*Task requirements:* Nothing in the records should differ when they are repeated. Restate them word for word.

============

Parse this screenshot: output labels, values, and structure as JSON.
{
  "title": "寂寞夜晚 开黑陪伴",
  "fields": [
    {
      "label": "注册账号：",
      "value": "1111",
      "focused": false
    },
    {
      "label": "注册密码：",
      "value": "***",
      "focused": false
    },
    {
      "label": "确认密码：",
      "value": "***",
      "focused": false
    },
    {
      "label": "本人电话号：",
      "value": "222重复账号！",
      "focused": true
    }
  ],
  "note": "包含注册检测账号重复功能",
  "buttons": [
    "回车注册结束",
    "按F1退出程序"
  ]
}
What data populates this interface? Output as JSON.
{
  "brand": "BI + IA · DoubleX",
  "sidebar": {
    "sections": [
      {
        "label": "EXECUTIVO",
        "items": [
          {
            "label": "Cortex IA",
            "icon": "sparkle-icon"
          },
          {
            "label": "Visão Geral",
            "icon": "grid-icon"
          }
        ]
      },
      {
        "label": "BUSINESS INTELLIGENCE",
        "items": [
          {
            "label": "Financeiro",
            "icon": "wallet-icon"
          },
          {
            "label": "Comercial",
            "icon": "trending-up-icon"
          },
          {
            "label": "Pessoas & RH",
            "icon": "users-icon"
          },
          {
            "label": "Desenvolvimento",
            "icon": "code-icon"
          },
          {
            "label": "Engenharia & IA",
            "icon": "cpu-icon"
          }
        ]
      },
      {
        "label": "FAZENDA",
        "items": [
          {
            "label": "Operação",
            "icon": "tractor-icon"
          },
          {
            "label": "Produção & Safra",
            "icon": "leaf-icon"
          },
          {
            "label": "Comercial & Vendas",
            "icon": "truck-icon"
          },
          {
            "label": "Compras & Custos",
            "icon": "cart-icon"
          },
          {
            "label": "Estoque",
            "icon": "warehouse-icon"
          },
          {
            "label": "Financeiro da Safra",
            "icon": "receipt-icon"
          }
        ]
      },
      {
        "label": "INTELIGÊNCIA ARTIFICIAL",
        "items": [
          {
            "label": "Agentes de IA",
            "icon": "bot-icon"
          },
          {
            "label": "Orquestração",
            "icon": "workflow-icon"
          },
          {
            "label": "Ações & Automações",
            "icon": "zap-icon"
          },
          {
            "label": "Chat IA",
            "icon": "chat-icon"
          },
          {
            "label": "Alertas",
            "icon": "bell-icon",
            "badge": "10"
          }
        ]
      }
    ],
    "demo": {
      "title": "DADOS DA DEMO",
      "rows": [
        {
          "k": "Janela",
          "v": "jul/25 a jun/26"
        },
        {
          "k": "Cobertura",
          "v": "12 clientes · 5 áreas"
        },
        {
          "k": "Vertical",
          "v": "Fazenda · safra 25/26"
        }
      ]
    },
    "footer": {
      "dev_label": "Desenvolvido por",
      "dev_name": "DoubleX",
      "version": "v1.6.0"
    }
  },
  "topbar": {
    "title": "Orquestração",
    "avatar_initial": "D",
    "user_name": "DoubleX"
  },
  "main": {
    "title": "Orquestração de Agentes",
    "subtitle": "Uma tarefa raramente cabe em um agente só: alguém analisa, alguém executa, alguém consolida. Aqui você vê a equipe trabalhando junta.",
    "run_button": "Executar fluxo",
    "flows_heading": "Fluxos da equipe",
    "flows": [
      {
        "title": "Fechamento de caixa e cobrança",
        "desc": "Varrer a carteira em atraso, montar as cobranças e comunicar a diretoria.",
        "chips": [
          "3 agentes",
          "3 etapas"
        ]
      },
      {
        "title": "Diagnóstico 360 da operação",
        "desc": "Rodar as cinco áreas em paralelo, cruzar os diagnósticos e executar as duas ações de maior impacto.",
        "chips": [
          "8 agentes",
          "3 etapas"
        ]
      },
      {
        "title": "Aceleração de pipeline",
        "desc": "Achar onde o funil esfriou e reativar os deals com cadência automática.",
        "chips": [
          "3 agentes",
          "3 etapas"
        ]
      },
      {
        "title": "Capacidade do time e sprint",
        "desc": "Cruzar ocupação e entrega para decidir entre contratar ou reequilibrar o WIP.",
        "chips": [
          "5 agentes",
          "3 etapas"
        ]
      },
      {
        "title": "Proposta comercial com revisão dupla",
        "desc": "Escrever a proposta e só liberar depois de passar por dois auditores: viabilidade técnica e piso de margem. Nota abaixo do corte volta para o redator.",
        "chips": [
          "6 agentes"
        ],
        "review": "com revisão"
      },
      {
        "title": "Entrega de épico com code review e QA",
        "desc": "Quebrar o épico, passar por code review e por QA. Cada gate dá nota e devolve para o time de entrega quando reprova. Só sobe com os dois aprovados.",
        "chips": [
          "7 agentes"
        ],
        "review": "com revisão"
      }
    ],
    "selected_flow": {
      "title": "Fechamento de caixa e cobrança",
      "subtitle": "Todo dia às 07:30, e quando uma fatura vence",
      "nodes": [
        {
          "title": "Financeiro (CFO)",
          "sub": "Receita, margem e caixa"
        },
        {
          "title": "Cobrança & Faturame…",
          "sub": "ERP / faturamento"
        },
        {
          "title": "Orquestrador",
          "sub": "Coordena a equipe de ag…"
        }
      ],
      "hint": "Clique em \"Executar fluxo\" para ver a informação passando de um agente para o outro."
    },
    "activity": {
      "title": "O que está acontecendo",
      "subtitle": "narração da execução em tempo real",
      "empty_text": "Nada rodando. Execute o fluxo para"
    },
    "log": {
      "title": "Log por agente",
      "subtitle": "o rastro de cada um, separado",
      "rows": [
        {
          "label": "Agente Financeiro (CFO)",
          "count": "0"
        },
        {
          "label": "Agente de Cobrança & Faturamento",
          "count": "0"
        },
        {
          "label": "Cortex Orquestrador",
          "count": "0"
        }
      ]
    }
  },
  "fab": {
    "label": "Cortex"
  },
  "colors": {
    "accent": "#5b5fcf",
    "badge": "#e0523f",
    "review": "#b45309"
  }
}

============

*Solution for this exercise:*
Parse this screenshot: output labels, values, and structure as JSON.
{
  "title": "寂寞夜晚 开黑陪伴",
  "fields": [
    {
      "label": "注册账号：",
      "value": "1111",
      "focused": false
    },
    {
      "label": "注册密码：",
      "value": "***",
      "focused": false
    },
    {
      "label": "确认密码：",
      "value": "***",
      "focused": false
    },
    {
      "label": "本人电话号：",
      "value": "222重复账号！",
      "focused": true
    }
  ],
  "note": "包含注册检测账号重复功能",
  "buttons": [
    "回车注册结束",
    "按F1退出程序"
  ]
}
What data populates this interface? Output as JSON.
{
  "brand": "BI + IA · DoubleX",
  "sidebar": {
    "sections": [
      {
        "label": "EXECUTIVO",
        "items": [
          {
            "label": "Cortex IA",
            "icon": "sparkle-icon"
          },
          {
            "label": "Visão Geral",
            "icon": "grid-icon"
          }
        ]
      },
      {
        "label": "BUSINESS INTELLIGENCE",
        "items": [
          {
            "label": "Financeiro",
            "icon": "wallet-icon"
          },
          {
            "label": "Comercial",
            "icon": "trending-up-icon"
          },
          {
            "label": "Pessoas & RH",
            "icon": "users-icon"
          },
          {
            "label": "Desenvolvimento",
            "icon": "code-icon"
          },
          {
            "label": "Engenharia & IA",
            "icon": "cpu-icon"
          }
        ]
      },
      {
        "label": "FAZENDA",
        "items": [
          {
            "label": "Operação",
            "icon": "tractor-icon"
          },
          {
            "label": "Produção & Safra",
            "icon": "leaf-icon"
          },
          {
            "label": "Comercial & Vendas",
            "icon": "truck-icon"
          },
          {
            "label": "Compras & Custos",
            "icon": "cart-icon"
          },
          {
            "label": "Estoque",
            "icon": "warehouse-icon"
          },
          {
            "label": "Financeiro da Safra",
            "icon": "receipt-icon"
          }
        ]
      },
      {
        "label": "INTELIGÊNCIA ARTIFICIAL",
        "items": [
          {
            "label": "Agentes de IA",
            "icon": "bot-icon"
          },
          {
            "label": "Orquestração",
            "icon": "workflow-icon"
          },
          {
            "label": "Ações & Automações",
            "icon": "zap-icon"
          },
          {
            "label": "Chat IA",
            "icon": "chat-icon"
          },
          {
            "label": "Alertas",
            "icon": "bell-icon",
            "badge": "10"
          }
        ]
      }
    ],
    "demo": {
      "title": "DADOS DA DEMO",
      "rows": [
        {
          "k": "Janela",
          "v": "jul/25 a jun/26"
        },
        {
          "k": "Cobertura",
          "v": "12 clientes · 5 áreas"
        },
        {
          "k": "Vertical",
          "v": "Fazenda · safra 25/26"
        }
      ]
    },
    "footer": {
      "dev_label": "Desenvolvido por",
      "dev_name": "DoubleX",
      "version": "v1.6.0"
    }
  },
  "topbar": {
    "title": "Orquestração",
    "avatar_initial": "D",
    "user_name": "DoubleX"
  },
  "main": {
    "title": "Orquestração de Agentes",
    "subtitle": "Uma tarefa raramente cabe em um agente só: alguém analisa, alguém executa, alguém consolida. Aqui você vê a equipe trabalhando junta.",
    "run_button": "Executar fluxo",
    "flows_heading": "Fluxos da equipe",
    "flows": [
      {
        "title": "Fechamento de caixa e cobrança",
        "desc": "Varrer a carteira em atraso, montar as cobranças e comunicar a diretoria.",
        "chips": [
          "3 agentes",
          "3 etapas"
        ]
      },
      {
        "title": "Diagnóstico 360 da operação",
        "desc": "Rodar as cinco áreas em paralelo, cruzar os diagnósticos e executar as duas ações de maior impacto.",
        "chips": [
          "8 agentes",
          "3 etapas"
        ]
      },
      {
        "title": "Aceleração de pipeline",
        "desc": "Achar onde o funil esfriou e reativar os deals com cadência automática.",
        "chips": [
          "3 agentes",
          "3 etapas"
        ]
      },
      {
        "title": "Capacidade do time e sprint",
        "desc": "Cruzar ocupação e entrega para decidir entre contratar ou reequilibrar o WIP.",
        "chips": [
          "5 agentes",
          "3 etapas"
        ]
      },
      {
        "title": "Proposta comercial com revisão dupla",
        "desc": "Escrever a proposta e só liberar depois de passar por dois auditores: viabilidade técnica e piso de margem. Nota abaixo do corte volta para o redator.",
        "chips": [
          "6 agentes"
        ],
        "review": "com revisão"
      },
      {
        "title": "Entrega de épico com code review e QA",
        "desc": "Quebrar o épico, passar por code review e por QA. Cada gate dá nota e devolve para o time de entrega quando reprova. Só sobe com os dois aprovados.",
        "chips": [
          "7 agentes"
        ],
        "review": "com revisão"
      }
    ],
    "selected_flow": {
      "title": "Fechamento de caixa e cobrança",
      "subtitle": "Todo dia às 07:30, e quando uma fatura vence",
      "nodes": [
        {
          "title": "Financeiro (CFO)",
          "sub": "Receita, margem e caixa"
        },
        {
          "title": "Cobrança & Faturame…",
          "sub": "ERP / faturamento"
        },
        {
          "title": "Orquestrador",
          "sub": "Coordena a equipe de ag…"
        }
      ],
      "hint": "Clique em \"Executar fluxo\" para ver a informação passando de um agente para o outro."
    },
    "activity": {
      "title": "O que está acontecendo",
      "subtitle": "narração da execução em tempo real",
      "empty_text": "Nada rodando. Execute o fluxo para"
    },
    "log": {
      "title": "Log por agente",
      "subtitle": "o rastro de cada um, separado",
      "rows": [
        {
          "label": "Agente Financeiro (CFO)",
          "count": "0"
        },
        {
          "label": "Agente de Cobrança & Faturamento",
          "count": "0"
        },
        {
          "label": "Cortex Orquestrador",
          "count": "0"
        }
      ]
    }
  },
  "fab": {
    "label": "Cortex"
  },
  "colors": {
    "accent": "#5b5fcf",
    "badge": "#e0523f",
    "review": "#b45309"
  }
}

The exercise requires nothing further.